Here is the video clip. I hope you enjoy it. Better still, I hope you are able to go fishing down in Baja someday yourself. I never imagined that I would make the trip but thanks to my dear friends Gui and Jim, I decided to accept their invitation to join them and I booked a trip and a flight less than two weeks notice.

Sure glad that I did.

My best to you always. May your fishing and your world be good.

Jay Nicholas — May/June 2017

Short Video on the ECHO OHS Rod

This is a revised post with a slightly different video embedded.

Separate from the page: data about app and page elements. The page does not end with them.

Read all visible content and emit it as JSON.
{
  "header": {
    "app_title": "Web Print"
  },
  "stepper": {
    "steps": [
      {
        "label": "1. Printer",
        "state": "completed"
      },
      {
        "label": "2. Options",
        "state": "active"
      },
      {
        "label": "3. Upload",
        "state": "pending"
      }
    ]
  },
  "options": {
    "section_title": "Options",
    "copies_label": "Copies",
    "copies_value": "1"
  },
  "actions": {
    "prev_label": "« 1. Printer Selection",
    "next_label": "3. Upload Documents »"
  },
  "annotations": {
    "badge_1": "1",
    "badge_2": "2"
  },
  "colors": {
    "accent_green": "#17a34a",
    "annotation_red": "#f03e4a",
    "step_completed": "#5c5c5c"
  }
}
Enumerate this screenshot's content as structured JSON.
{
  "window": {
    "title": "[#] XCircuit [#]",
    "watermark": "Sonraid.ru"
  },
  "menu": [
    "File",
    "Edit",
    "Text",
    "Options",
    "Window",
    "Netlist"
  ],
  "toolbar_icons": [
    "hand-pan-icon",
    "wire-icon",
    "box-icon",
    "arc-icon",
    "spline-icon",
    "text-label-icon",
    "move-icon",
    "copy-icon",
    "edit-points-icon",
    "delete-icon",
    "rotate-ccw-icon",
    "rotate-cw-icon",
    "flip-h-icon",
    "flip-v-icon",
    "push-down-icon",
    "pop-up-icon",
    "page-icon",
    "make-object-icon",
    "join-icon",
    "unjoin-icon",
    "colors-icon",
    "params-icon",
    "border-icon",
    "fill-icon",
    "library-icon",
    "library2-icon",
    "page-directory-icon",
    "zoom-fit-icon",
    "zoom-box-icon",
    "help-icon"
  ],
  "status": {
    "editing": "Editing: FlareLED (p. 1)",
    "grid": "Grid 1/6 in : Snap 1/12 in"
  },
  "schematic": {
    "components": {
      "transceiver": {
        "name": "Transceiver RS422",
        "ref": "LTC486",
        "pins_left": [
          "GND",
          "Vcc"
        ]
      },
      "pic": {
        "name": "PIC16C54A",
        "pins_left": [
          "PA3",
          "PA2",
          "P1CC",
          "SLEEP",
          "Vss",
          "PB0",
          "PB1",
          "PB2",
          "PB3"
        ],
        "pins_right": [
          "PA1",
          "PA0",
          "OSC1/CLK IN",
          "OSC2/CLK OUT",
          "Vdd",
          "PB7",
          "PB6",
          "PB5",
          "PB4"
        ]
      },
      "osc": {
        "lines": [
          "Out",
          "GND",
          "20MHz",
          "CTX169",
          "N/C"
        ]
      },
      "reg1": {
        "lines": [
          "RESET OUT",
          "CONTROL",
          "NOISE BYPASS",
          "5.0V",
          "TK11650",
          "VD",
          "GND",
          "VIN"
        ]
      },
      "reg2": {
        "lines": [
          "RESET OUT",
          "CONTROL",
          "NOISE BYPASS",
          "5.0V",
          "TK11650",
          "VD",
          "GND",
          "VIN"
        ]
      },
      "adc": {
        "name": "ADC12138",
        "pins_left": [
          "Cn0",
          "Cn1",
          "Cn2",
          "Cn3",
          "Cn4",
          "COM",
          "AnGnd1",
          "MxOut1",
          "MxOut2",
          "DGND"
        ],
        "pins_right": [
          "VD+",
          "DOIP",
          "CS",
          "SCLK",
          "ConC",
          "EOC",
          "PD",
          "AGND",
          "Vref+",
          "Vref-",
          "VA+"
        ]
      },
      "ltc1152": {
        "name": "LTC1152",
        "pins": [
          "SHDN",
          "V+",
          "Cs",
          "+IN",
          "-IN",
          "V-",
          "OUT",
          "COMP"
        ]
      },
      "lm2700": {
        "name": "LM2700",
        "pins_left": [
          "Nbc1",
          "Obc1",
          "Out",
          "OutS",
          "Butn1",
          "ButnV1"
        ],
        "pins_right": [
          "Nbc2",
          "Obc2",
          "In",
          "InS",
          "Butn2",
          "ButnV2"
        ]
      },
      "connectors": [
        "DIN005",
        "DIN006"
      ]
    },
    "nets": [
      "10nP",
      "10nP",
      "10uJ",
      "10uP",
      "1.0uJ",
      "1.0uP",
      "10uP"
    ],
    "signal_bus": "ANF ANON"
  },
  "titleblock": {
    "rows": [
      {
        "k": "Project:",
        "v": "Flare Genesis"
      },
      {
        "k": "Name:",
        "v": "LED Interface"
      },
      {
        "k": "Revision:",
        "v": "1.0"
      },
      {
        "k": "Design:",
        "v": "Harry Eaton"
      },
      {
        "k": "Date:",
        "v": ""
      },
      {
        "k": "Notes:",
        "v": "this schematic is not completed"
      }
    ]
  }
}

My dear friend Jeremy cut the footage together for this short video that captures a few memories of a day this winter season swinging flies for steelhead the the ECHO OHS (one hand spey) rod. As noted in my review of this rod for the Oregon Fly Fishing Blog, I prefer to fish this rod in classic two-hand style and find that it performs flawlessly and makes monster casts feel effortless when fished with an AIRFLO Skagit Scout head.

The video has been edited a little from the first one I posted in order to 1) correctly name the ECHO rod as the One Hand Spey, and 2) to show a better view of my super powerful D Loops and give a little justice to how far I was casting — trust me, it was AWESOME.

My best to you on this day May 5th, 2017
This revision posted on June 1st, 2017

A Purple/Black Steelhead Tube Fly for the Weekend

Yes, I realize that I’ve already published two videos this week, but I’m on a mission to create fresh content for my blog and my YouTube Channel, so consider this a bonus post.

The fly featured here is a purple-hued rabbit-strip steelhead fly tied on a tube. My thanks to Brian Silvey for his inspiration. Most of the flies that look roughy like this are related to his rabbit strip fly. We just can’t help ourselves, can we. I’m quite sure that I will feature more rabbit strip flies similar to this but tied with different color rabbit and hackle collars.

The fly is so simple that I will not list materials but will refer you to the short version of this video at the Oregon Fly Fishing Blog.

The video posted here continues my pledge to post the abbreviated (land the plane, Jay) on the Caddis Fly Blog while posting the long, rambling, story telling version on my personal blog.

One way or another, I invite you to browse the world of fly tying and see if you can find ideas and techniques of interest.

My best to you all.

Jay Nicholas

April 2017

Just 4 Guys Casting

I’ve started experimenting with my cellphone taking slo-mo video of friends casting. This makes perfect sense since we are not catching much. Problem is that my phone has poor quality video at slo-mo.

Anyway, I edited this short 3 minute movie that features a few river scenes and images of my friends and I casting on the river. Please don’t expect great quality video. We are just 4 guys having fun while hucking our flies across the run, hoping for a grab.  And please don’t expect great casting style from me — my friends do better — but we all had fun.

I’ll be experimenting with a different camera shortly, trying to get better resolution in future casting videos.

Thanks for your patience.

Jay Nicholas, winter season 2016/17

Fly of the Week: Blue & Black Fish Taco Steelhead Tube Fly

Keeping with my goal of producing roughly one post for each week, here is the latest installment. This is a steelhead tube fly very much fashioned after Jeff Hickman’s Fish Taco. I have tied this fly with a blue/black color theme but I’ll reiterate my advice that most steelhead and salmon flies are not intended to be tied EXACTLY as illustrated. Part of the fun and creativity is that each tyer has the freedom to diverge, adapt, and modify flies as you see fit.

If you view this video you will see that I am learning how to edit video, and will probably decide that I have a long way to go in developing my skills.

Thanks for your patience – I hope you find something entertaining here.

Jay Nicholas
Winter season, 2017